As night sets in earlier and earlier and we find ourselves snuggled around the wood stove in the evening, our dinner cravings begin to drift toward comfort foods. Could we combine two of our favorites, applesauce and mac & cheese, we wondered? Phoebe found inspiration inApples: A Country Garden Cookbookby Christopher Idone, and created a dish that surprised our taste buds, warmed our bellies, and left us competing for the leftovers the next day.
Smoky Mac & Cheese with Sautéed Apples
5 firm apples (Twenty Ounce, Smokehouse, NW Greening, Sweet Red) 1 tsp lemon zest 1TBS (or less) sugar or honey 2 TBS butter
Peel, core and slice the apples. Toss them with the lemon zest and honey or sugar. Melt the butter in a skillet, and sautée the apple slices till lightly carmelized and soft but not mushy. Set aside, and keep warm.

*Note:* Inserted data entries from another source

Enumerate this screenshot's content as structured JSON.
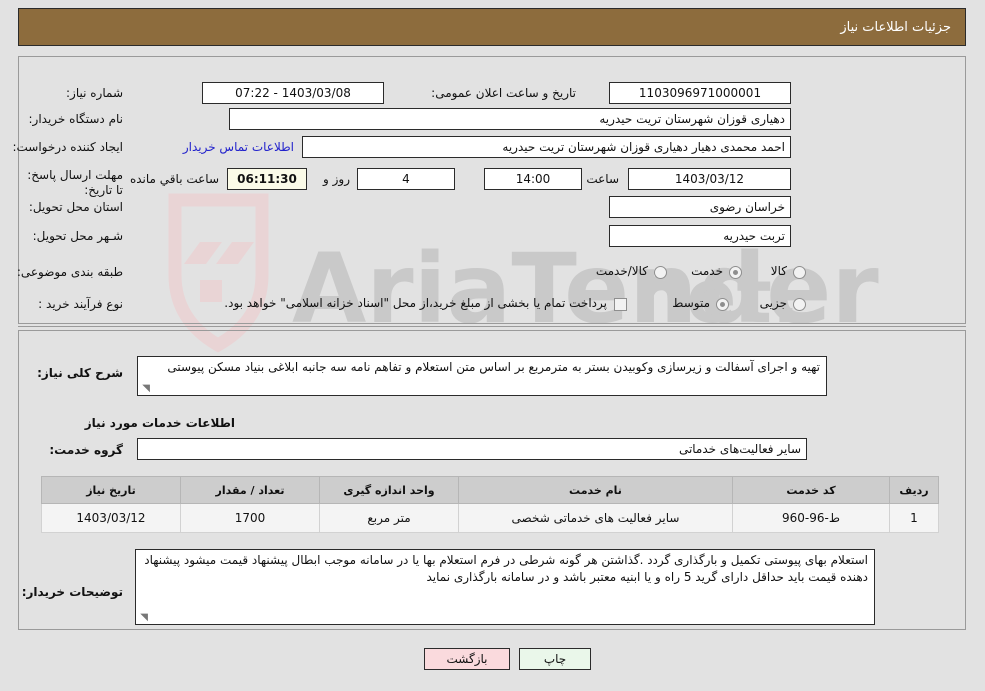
{
  "header": {
    "title": "جزئیات اطلاعات نیاز"
  },
  "form": {
    "need_number_label": "شماره نیاز:",
    "need_number_value": "1103096971000001",
    "announce_datetime_label": "تاریخ و ساعت اعلان عمومی:",
    "announce_datetime_value": "1403/03/08 - 07:22",
    "buyer_org_label": "نام دستگاه خریدار:",
    "buyer_org_value": "دهیاری قوزان  شهرستان تریت حیدریه",
    "requester_label": "ایجاد کننده درخواست:",
    "requester_value": "احمد محمدی دهیار دهیاری قوزان  شهرستان تریت حیدریه",
    "contact_link": "اطلاعات تماس خریدار",
    "deadline_label": "مهلت ارسال پاسخ: تا تاریخ:",
    "deadline_date": "1403/03/12",
    "hour_label": "ساعت",
    "deadline_time": "14:00",
    "days_value": "4",
    "days_and_label": "روز و",
    "countdown_value": "06:11:30",
    "remaining_label": "ساعت باقي مانده",
    "province_label": "استان محل تحویل:",
    "province_value": "خراسان رضوی",
    "city_label": "شـهر محل تحویل:",
    "city_value": "تربت حیدریه",
    "category_label": "طبقه بندی موضوعی:",
    "category_options": [
      "کالا",
      "خدمت",
      "کالا/خدمت"
    ],
    "category_selected": "خدمت",
    "process_label": "نوع فرآیند خرید :",
    "process_options": [
      "جزیی",
      "متوسط"
    ],
    "process_selected": "متوسط",
    "treasury_note": "پرداخت تمام یا بخشی از مبلغ خرید،از محل \"اسناد خزانه اسلامی\" خواهد بود.",
    "treasury_checked": false
  },
  "description": {
    "label": "شرح کلی نیاز:",
    "value": "تهیه و اجرای آسفالت و زیرسازی وکوبیدن بستر به مترمربع بر اساس متن استعلام و تفاهم نامه سه جانبه ابلاغی بنیاد مسکن پیوستی"
  },
  "services_section": {
    "title": "اطلاعات خدمات مورد نیاز",
    "group_label": "گروه خدمت:",
    "group_value": "سایر فعالیت‌های خدماتی"
  },
  "table": {
    "columns": [
      "ردیف",
      "کد خدمت",
      "نام خدمت",
      "واحد اندازه گیری",
      "تعداد / مقدار",
      "تاریخ نیاز"
    ],
    "rows": [
      {
        "row": "1",
        "code": "ط-96-960",
        "name": "سایر فعالیت های خدماتی شخصی",
        "unit": "متر مربع",
        "qty": "1700",
        "date": "1403/03/12"
      }
    ]
  },
  "notes": {
    "label": "توضیحات خریدار:",
    "value": "استعلام بهای پیوستی تکمیل و بارگذاری گردد .گذاشتن هر گونه شرطی در فرم استعلام بها یا در سامانه موجب ابطال پیشنهاد قیمت میشود پیشنهاد دهنده قیمت باید حداقل دارای گرید 5 راه و یا ابنیه معتبر باشد و در سامانه بارگذاری نماید"
  },
  "buttons": {
    "print": "چاپ",
    "back": "بازگشت"
  },
  "watermark": {
    "text": "AriaTender",
    "suffix": ".net"
  },
  "colors": {
    "header_bg": "#8d6c3d",
    "link": "#2222cc",
    "print_btn": "#eaf7ea",
    "back_btn": "#fadadd"
  }
}
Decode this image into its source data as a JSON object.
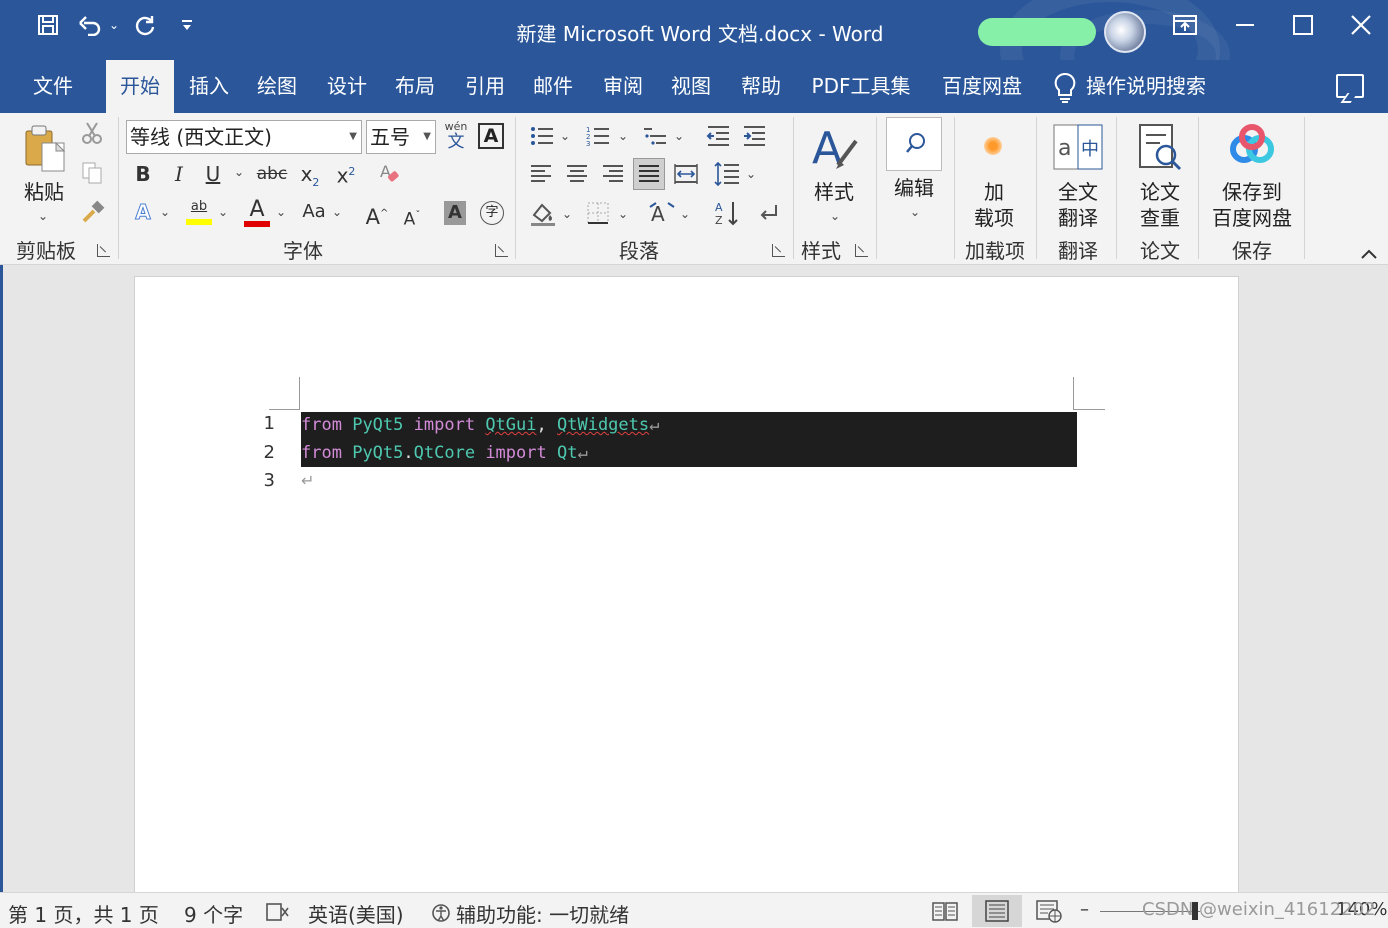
{
  "window": {
    "title": "新建 Microsoft Word 文档.docx  -  Word"
  },
  "qat": {
    "save_icon": "save-icon",
    "undo_icon": "undo-icon",
    "redo_icon": "redo-icon",
    "customize_icon": "customize-qat-icon"
  },
  "tabs": [
    {
      "label": "文件"
    },
    {
      "label": "开始"
    },
    {
      "label": "插入"
    },
    {
      "label": "绘图"
    },
    {
      "label": "设计"
    },
    {
      "label": "布局"
    },
    {
      "label": "引用"
    },
    {
      "label": "邮件"
    },
    {
      "label": "审阅"
    },
    {
      "label": "视图"
    },
    {
      "label": "帮助"
    },
    {
      "label": "PDF工具集"
    },
    {
      "label": "百度网盘"
    }
  ],
  "tell_me": "操作说明搜索",
  "ribbon": {
    "clipboard": {
      "paste": "粘贴",
      "group": "剪贴板"
    },
    "font": {
      "name": "等线 (西文正文)",
      "size": "五号",
      "wen": "wén",
      "wen_char": "文",
      "group": "字体",
      "bold": "B",
      "italic": "I",
      "underline": "U",
      "strike": "abc",
      "sub": "x",
      "sub_mark": "2",
      "sup": "x",
      "sup_mark": "2",
      "grow": "A",
      "shrink": "A",
      "change_case": "Aa",
      "char_border": "A",
      "char_shade": "A",
      "enclose": "字",
      "effect": "A",
      "font_color": "A",
      "highlight": "ab"
    },
    "paragraph": {
      "group": "段落"
    },
    "styles": {
      "label": "样式",
      "group": "样式"
    },
    "editing": {
      "label": "编辑"
    },
    "addins": {
      "line1": "加",
      "line2": "载项",
      "group": "加载项"
    },
    "translate": {
      "line1": "全文",
      "line2": "翻译",
      "group": "翻译"
    },
    "thesis": {
      "line1": "论文",
      "line2": "查重",
      "group": "论文"
    },
    "baidu": {
      "line1": "保存到",
      "line2": "百度网盘",
      "group": "保存"
    }
  },
  "document": {
    "line_numbers": [
      "1",
      "2",
      "3"
    ],
    "code": [
      {
        "kw1": "from",
        "mod": "PyQt5",
        "kw2": "import",
        "c1": "QtGui",
        "comma": ",",
        "c2": "QtWidgets"
      },
      {
        "kw1": "from",
        "mod": "PyQt5",
        "dot": ".",
        "sub": "QtCore",
        "kw2": "import",
        "c1": "Qt"
      }
    ],
    "para_mark": "↵"
  },
  "status": {
    "page": "第 1 页，共 1 页",
    "words": "9 个字",
    "language": "英语(美国)",
    "accessibility": "辅助功能: 一切就绪",
    "zoom": "140%",
    "watermark": "CSDN @weixin_41612202"
  },
  "colors": {
    "accent": "#2b579a",
    "code_bg": "#1e1e1e",
    "keyword": "#d38bd8",
    "identifier": "#4ec9b0"
  }
}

4 medium leeks 1 TBS olive oil 3/4 lb macaroni, penne or other scoop-shaped pasta 3 TBS butter 8 oz. smoked Swiss cheese, grated Salt and pepper to taste Chopped chives
Clean, wash, and chop the leeks. Sauté in the olive oil till soft. While these are cooking, boil water and cook pasta according to the directions on the package. When the pasta is al dente, drain. Toss with butter, cheese, sautéed leeks, salt and pepper. Garnish with the chopped chives.
Serve the mac and cheese with the sautéed apples on the side. Bite in and feel the love.
With that, we bring this newsletter to a close. To all of you who have written to us with recipes, tree sightings, and apple anecdotes, thanks! Please keep your thoughts on all things apples coming our way -- we love to hear from you! The next distribution happens the week of October 22.
Until next time, enjoy those apples!
- The OOAL Crew